### [PROBLEM]
Among the lines below, count those with the word "Linux". Answer with the number only.

Data records for software interfaces:
__________________________________________________
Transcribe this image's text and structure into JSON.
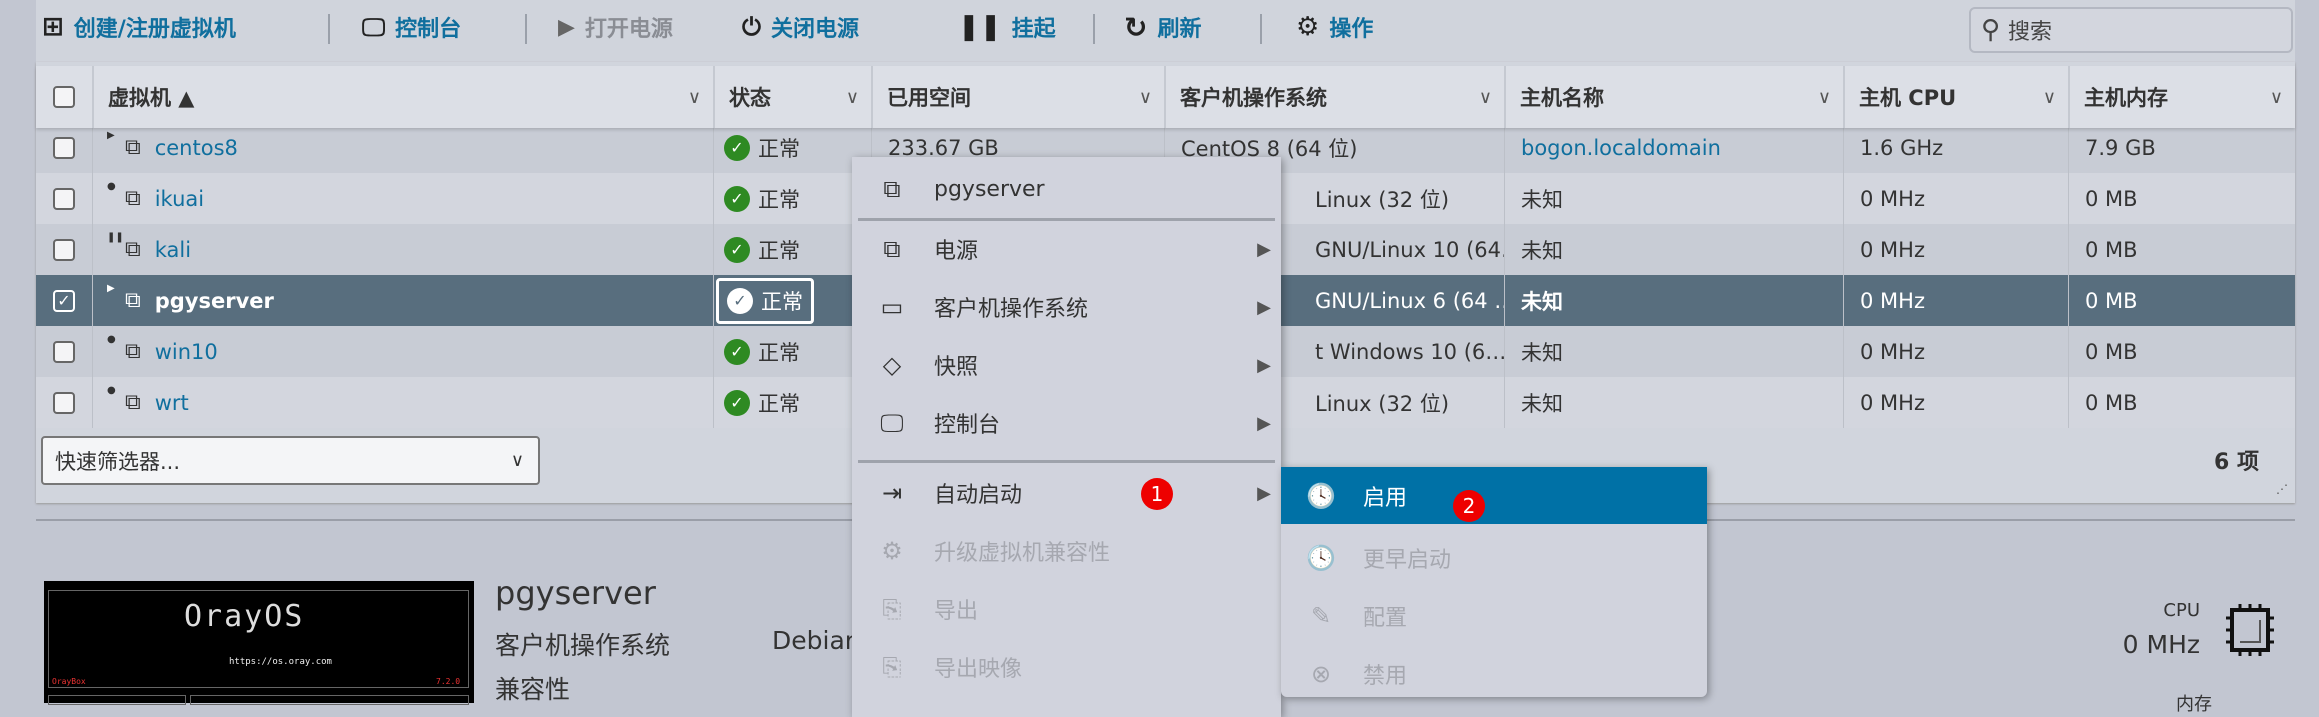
{
  "toolbar": {
    "create": "创建/注册虚拟机",
    "console": "控制台",
    "power_on": "打开电源",
    "power_off": "关闭电源",
    "suspend": "挂起",
    "refresh": "刷新",
    "actions": "操作",
    "search_placeholder": "搜索"
  },
  "table": {
    "columns": [
      "虚拟机 ▲",
      "状态",
      "已用空间",
      "客户机操作系统",
      "主机名称",
      "主机 CPU",
      "主机内存"
    ],
    "rows": [
      {
        "name": "centos8",
        "state": "running",
        "status": "正常",
        "used": "233.67 GB",
        "os": "CentOS 8 (64 位)",
        "host": "bogon.localdomain",
        "cpu": "1.6 GHz",
        "mem": "7.9 GB"
      },
      {
        "name": "ikuai",
        "state": "off",
        "status": "正常",
        "used": "",
        "os": "Linux (32 位)",
        "host": "未知",
        "cpu": "0 MHz",
        "mem": "0 MB"
      },
      {
        "name": "kali",
        "state": "paused",
        "status": "正常",
        "used": "",
        "os": "GNU/Linux 10 (64…",
        "host": "未知",
        "cpu": "0 MHz",
        "mem": "0 MB"
      },
      {
        "name": "pgyserver",
        "state": "running",
        "status": "正常",
        "used": "",
        "os": "GNU/Linux 6 (64 …",
        "host": "未知",
        "cpu": "0 MHz",
        "mem": "0 MB",
        "selected": true
      },
      {
        "name": "win10",
        "state": "off",
        "status": "正常",
        "used": "",
        "os": "t Windows 10 (6…",
        "host": "未知",
        "cpu": "0 MHz",
        "mem": "0 MB"
      },
      {
        "name": "wrt",
        "state": "off",
        "status": "正常",
        "used": "",
        "os": "Linux (32 位)",
        "host": "未知",
        "cpu": "0 MHz",
        "mem": "0 MB"
      }
    ],
    "filter_placeholder": "快速筛选器...",
    "count": "6 项"
  },
  "details": {
    "title": "pgyserver",
    "os_label": "客户机操作系统",
    "os_value": "Debian",
    "compat_label": "兼容性",
    "cpu_label": "CPU",
    "cpu_value": "0 MHz",
    "mem_label": "内存",
    "thumb_url": "https://os.oray.com",
    "thumb_brand": "OrayBox",
    "thumb_version": "7.2.0",
    "thumb_logo": "OrayOS"
  },
  "context_menu": {
    "header": "pgyserver",
    "items": [
      {
        "label": "电源",
        "icon": "power-vm-icon",
        "submenu": true
      },
      {
        "label": "客户机操作系统",
        "icon": "window-icon",
        "submenu": true
      },
      {
        "label": "快照",
        "icon": "tag-icon",
        "submenu": true
      },
      {
        "label": "控制台",
        "icon": "monitor-icon",
        "submenu": true
      },
      {
        "label": "自动启动",
        "icon": "autostart-icon",
        "submenu": true
      },
      {
        "label": "升级虚拟机兼容性",
        "icon": "gear-icon",
        "disabled": true
      },
      {
        "label": "导出",
        "icon": "export-icon",
        "disabled": true
      },
      {
        "label": "导出映像",
        "icon": "export-image-icon",
        "disabled": true
      }
    ]
  },
  "submenu": {
    "items": [
      {
        "label": "启用",
        "highlighted": true
      },
      {
        "label": "更早启动",
        "disabled": true
      },
      {
        "label": "配置",
        "disabled": true
      },
      {
        "label": "禁用",
        "disabled": true
      }
    ]
  },
  "badges": [
    "1",
    "2"
  ],
  "colors": {
    "accent": "#0071a6",
    "selected_row": "#586e7e",
    "status_ok": "#2e8a22",
    "badge": "#ee0000"
  }
}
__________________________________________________
### [RESPONSE TO THIS EXERCISE]
4